In 2014 a fire damaged the roof and an emergency facade retention scheme formed of scaffolding was put in place. This system relied on the remaining internal layout for stability.
In 2018 the decision was made to renovate the entire structure and convert it to offices whilst retaining its iconic 1920’s facade.
Our key involvement in the project was developing the facade retention scheme and providing demolition engineering and sequencing support.
Andun also provided other temporary works designs for the scheme including the basement propping.
FACADE RETENTION DESIGN
The facade retention scheme concept development was complicated by a number of design considerations
- Scaffolding which couldn’t be removed till the facade retention was installed.
- Avoiding clashes with the existing & proposed structures.
- Access constraints regarding the existing roads.
- The physical space available surrounding the structure.
- Access into the structure to be maximised.
- Fixings to clamp rather than fix into the facade as the facade is clad in terracotta.
- Existing services in the pavement, including a number of large BT chambers.
Our design concept was based on a tower-based retention system. The load path being as follows:
- wind/notional loading would be transferred to the trusses.
- The trusses transferred the load as bending and shear back to the towers;
- The towers transferred the load back down to the foundations.
- The foundations were tied into the new basement walls to provide restraint, thereby reducing the required kentledge at the base.
The towers were supported by concrete spreader foundations on the outside, thus reducing loading to the pavement and acting as kentledge to resist overturning. An assessment of loading to an Openreach Chamber beneath tower 2 was also required as a part of this scheme.
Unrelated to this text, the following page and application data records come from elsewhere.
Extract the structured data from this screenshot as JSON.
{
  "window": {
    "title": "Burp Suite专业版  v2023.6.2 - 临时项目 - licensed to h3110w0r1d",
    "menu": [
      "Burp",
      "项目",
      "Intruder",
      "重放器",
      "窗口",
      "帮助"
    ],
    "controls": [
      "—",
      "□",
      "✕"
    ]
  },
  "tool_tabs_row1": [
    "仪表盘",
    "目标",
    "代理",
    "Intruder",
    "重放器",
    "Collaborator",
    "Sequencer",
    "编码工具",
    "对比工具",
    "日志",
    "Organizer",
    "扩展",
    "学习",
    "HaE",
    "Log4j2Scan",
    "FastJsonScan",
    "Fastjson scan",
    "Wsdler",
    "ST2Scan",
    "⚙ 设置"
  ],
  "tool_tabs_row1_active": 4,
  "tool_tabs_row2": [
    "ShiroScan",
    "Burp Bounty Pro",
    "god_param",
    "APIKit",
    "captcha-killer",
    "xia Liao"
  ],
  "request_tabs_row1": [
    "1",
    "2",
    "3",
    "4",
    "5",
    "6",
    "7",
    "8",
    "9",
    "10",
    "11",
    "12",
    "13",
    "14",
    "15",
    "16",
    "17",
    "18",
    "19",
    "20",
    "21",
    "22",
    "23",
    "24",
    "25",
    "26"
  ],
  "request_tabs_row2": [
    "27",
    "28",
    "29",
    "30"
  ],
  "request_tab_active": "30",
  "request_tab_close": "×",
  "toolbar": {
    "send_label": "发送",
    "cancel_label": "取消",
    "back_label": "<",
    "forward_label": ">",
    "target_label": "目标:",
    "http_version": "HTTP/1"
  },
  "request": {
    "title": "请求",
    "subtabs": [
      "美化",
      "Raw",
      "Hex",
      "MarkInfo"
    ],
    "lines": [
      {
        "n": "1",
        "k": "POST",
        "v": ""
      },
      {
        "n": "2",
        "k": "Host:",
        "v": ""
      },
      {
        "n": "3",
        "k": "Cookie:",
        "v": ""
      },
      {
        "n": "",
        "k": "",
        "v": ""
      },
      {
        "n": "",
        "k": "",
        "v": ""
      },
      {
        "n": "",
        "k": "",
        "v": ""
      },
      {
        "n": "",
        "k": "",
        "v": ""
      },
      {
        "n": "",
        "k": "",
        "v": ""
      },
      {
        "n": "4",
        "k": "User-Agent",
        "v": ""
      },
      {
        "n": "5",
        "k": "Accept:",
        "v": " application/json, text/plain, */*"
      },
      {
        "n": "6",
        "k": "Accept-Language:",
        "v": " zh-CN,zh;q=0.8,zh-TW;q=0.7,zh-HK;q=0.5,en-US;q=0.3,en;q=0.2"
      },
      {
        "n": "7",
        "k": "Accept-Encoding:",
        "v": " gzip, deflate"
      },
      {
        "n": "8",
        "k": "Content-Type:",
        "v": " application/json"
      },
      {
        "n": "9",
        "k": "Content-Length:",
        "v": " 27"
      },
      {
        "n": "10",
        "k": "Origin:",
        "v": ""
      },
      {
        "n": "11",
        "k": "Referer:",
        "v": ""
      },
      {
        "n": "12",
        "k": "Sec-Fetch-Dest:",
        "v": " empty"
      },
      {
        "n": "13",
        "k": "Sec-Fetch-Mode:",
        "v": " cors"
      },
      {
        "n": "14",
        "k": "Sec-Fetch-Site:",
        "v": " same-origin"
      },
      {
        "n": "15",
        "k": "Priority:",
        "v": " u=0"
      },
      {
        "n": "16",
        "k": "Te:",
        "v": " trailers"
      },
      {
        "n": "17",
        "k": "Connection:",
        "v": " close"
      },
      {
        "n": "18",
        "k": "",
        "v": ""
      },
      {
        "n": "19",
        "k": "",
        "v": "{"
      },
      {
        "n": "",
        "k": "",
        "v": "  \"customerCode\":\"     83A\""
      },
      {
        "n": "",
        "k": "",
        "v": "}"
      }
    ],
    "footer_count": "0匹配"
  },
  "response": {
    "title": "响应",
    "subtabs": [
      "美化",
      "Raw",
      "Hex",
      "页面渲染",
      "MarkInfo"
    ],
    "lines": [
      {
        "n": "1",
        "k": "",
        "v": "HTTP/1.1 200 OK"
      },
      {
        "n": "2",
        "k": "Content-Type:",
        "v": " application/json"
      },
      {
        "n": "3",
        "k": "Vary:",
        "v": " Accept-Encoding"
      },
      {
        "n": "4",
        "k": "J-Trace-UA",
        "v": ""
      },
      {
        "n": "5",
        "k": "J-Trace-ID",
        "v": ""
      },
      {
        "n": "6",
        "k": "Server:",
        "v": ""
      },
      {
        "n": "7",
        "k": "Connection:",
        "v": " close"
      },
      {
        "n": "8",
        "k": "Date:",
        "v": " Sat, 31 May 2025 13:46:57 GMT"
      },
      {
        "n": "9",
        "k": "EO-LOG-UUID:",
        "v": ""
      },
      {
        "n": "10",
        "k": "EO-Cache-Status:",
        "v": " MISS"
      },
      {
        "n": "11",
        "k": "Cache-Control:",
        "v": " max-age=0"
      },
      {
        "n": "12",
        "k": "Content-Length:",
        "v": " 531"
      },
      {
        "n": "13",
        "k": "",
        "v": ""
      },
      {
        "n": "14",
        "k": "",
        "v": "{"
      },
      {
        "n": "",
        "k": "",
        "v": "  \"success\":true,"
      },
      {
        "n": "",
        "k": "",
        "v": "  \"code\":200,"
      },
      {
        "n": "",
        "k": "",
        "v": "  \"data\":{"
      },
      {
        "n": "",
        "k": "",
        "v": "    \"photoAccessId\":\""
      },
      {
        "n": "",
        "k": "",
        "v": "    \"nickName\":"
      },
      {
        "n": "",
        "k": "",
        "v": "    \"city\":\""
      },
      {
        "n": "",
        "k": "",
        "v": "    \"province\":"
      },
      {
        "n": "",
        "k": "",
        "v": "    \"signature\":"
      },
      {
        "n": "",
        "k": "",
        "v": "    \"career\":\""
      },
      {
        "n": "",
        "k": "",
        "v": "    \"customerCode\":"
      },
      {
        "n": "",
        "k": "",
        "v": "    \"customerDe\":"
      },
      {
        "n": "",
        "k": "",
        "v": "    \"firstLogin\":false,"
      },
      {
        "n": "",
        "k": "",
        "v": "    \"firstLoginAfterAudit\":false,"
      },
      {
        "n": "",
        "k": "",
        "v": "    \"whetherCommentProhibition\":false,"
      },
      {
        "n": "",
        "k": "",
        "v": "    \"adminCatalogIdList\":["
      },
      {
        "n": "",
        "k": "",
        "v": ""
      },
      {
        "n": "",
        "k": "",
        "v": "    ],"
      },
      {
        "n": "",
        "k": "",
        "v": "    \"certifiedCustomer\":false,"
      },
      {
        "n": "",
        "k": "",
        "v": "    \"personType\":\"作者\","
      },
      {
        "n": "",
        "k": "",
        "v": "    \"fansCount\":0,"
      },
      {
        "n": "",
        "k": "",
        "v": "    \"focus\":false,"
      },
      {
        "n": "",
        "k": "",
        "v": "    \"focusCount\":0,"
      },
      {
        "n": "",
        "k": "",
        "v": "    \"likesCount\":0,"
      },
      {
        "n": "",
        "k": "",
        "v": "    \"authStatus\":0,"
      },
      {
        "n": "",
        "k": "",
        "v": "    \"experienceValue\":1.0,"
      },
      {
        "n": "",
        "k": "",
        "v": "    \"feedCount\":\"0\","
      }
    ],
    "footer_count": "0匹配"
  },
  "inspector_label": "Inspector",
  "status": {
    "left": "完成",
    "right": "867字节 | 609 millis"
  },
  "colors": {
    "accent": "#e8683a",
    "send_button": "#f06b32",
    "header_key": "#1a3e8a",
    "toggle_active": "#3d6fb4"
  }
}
To reduce the amount of kentledge, the towers has internal legs, which increased the lever arm for overturning. Ties into the new retaining wall were used to remove the need for internal kentledge. Reducing the kentledge also reduced the need for basement propping.
AEC utilised clash detection to aid design development. The below image shows how this was used with the internal tower. Note that the sketch shows an early concept, in the final design the blocks of kentledge were replaced with piles.
The facade retention scheme was implemented as planned by Armac and the structure is near completion and will soon become Channel 4’s new national headquarters.
Below is a picture of the facade retention and an artist rendition of what the new structure will look like.